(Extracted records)
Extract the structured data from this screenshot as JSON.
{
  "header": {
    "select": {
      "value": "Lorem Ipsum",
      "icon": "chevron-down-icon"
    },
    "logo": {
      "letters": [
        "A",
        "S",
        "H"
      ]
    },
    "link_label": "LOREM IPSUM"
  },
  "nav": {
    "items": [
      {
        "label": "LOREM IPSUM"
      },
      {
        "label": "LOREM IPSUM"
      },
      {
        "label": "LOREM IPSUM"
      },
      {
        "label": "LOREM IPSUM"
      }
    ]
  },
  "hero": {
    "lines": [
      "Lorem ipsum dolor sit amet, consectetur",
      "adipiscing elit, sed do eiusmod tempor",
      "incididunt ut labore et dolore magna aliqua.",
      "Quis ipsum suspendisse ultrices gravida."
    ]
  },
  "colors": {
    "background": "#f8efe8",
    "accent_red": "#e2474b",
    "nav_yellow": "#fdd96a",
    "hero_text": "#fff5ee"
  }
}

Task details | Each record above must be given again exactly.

Result below |
Extract the structured data from this screenshot as JSON.
{
  "header": {
    "select": {
      "value": "Lorem Ipsum",
      "icon": "chevron-down-icon"
    },
    "logo": {
      "letters": [
        "A",
        "S",
        "H"
      ]
    },
    "link_label": "LOREM IPSUM"
  },
  "nav": {
    "items": [
      {
        "label": "LOREM IPSUM"
      },
      {
        "label": "LOREM IPSUM"
      },
      {
        "label": "LOREM IPSUM"
      },
      {
        "label": "LOREM IPSUM"
      }
    ]
  },
  "hero": {
    "lines": [
      "Lorem ipsum dolor sit amet, consectetur",
      "adipiscing elit, sed do eiusmod tempor",
      "incididunt ut labore et dolore magna aliqua.",
      "Quis ipsum suspendisse ultrices gravida."
    ]
  },
  "colors": {
    "background": "#f8efe8",
    "accent_red": "#e2474b",
    "nav_yellow": "#fdd96a",
    "hero_text": "#fff5ee"
  }
}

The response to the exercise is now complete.